Ray K. Metzker, black & light
One of the great photographers of the modern era, Ray K. Metzker (1931-2014), who started photography at 12 after his mother gave him his first camera and studied it with Harry Callahan and Aaron Siskind, is known for repeatedly reinventing his approach to the medium throughout his life. He is considered a master of light, shadow, and line whose work pushed the limits of what seemed formally possible in black and white photography. Curator William A. Ewing describes Metzker’s work as possessing, “a delicacy, and a childlike sense of wonder,” while his “formalist rigor prevents him from succumbing to a facile sentimentality.”
At the moment, Howard Greenberg Gallery in New York presents a new exhibition entitled “Ray K. Metzker: Black & Light”. The gallery announced their primary representation of Metzker’s estate last year, and this inaugural exhibition of his photographs will survey more than 50 works, many of which are well known and others recently discovered in the artist’s archive, which will be on public view for the first time.
The show surveys his early street photography from Chicago in the 1950s and Philadelphia in the 1960s, images from an extended trip to Europe in 1960-61, photographs from the series Pictus Interruptus from 1976-1980, work from his series City Whispers from the early 1980s, and examples from his collage series Whimsy and Arrestation.
Metzker challenged prevailing notions of what was possible with black and white photography, creating his own unique visual vocabulary. His densely shadowed cityscapes, made mostly in Chicago and in Philadelphia, where he lived and worked from 1962 until the end of his life, transform the ordinary into bold patterns of light. His later series City Whispers from the early 1980s reverberates with a sense of urban isolation. With his Composites series, Metzker used assemblages of printed film strips, which Keith F. Davis, Senior Curator, Photography, at The Nelson-Atkins Museum of Art, Kansas City, noted marked “a major conceptual innovation in creative photography.”
Conceived while working in Greece, Pictus Interruptus tested photography’s boundaries: Metzker would disrupt the camera’s view of land- and cityscapes with ordinary objects such as a piece of paper or a paper clip, thus creating inexplicable abstractions. In addition, the exhibition will include Metzker’s collage works, one-of-a-kind pieces that underscore his reputation as a “darkroom alchemist.”

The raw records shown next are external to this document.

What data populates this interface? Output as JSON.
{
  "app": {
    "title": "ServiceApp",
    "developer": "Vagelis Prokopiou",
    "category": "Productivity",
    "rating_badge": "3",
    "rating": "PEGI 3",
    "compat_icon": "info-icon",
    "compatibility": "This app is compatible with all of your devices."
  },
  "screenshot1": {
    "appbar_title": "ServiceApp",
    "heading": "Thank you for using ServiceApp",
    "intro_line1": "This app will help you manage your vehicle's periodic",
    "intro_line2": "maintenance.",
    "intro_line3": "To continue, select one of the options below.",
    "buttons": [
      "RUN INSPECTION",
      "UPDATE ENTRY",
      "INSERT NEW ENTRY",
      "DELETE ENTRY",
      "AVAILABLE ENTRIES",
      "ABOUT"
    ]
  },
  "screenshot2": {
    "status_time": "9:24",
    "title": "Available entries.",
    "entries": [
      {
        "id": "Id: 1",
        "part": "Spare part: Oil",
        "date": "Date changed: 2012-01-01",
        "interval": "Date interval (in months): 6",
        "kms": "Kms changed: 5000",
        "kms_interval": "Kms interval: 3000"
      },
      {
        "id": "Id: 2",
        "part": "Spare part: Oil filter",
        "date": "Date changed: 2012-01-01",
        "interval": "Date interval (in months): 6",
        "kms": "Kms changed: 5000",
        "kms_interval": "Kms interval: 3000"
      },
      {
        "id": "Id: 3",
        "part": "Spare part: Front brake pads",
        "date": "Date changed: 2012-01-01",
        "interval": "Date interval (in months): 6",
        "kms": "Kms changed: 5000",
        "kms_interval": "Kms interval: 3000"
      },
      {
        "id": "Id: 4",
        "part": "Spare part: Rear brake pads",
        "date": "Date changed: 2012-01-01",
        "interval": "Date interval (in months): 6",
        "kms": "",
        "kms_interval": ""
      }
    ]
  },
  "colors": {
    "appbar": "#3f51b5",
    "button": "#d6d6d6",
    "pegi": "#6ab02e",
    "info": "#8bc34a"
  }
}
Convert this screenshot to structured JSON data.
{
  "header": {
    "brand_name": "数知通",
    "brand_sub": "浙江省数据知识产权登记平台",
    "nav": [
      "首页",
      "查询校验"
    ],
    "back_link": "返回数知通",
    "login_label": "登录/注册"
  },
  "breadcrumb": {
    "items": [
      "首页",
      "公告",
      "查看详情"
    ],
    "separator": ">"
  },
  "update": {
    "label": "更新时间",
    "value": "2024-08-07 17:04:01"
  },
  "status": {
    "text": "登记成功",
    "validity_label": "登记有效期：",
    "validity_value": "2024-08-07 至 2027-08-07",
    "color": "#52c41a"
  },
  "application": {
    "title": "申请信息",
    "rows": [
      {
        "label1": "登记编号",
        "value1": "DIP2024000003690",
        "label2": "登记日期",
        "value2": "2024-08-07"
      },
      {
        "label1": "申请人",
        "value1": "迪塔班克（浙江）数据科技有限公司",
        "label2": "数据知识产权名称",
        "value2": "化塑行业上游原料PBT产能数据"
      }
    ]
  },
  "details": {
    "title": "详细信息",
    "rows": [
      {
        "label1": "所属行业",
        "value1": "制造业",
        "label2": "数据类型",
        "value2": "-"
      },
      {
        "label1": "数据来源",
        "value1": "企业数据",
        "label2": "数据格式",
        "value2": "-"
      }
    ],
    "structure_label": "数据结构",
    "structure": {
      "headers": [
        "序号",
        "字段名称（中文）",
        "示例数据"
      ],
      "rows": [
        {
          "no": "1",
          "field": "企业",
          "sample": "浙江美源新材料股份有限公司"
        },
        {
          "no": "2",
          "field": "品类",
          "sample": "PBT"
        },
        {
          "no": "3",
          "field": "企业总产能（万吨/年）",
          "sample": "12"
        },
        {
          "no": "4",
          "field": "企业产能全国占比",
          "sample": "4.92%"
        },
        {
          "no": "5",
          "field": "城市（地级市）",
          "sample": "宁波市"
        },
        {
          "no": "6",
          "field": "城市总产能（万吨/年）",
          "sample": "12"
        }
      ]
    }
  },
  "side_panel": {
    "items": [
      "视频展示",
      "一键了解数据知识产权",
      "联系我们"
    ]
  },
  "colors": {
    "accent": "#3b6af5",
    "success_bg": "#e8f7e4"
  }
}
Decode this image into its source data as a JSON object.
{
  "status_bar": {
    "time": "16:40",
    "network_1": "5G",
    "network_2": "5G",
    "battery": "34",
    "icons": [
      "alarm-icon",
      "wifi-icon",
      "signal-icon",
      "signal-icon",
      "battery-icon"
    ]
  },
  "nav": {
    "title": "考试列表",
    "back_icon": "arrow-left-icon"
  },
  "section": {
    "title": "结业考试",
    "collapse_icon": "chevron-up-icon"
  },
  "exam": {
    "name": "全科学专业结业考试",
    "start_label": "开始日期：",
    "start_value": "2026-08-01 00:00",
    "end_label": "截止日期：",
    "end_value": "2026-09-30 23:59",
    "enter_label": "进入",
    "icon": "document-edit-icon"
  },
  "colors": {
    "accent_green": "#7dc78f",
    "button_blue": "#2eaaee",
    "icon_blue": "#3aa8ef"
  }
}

“Invention and play work together,” stated Metzker describing his methodology. “When it is finally time to invent, I am soaring.”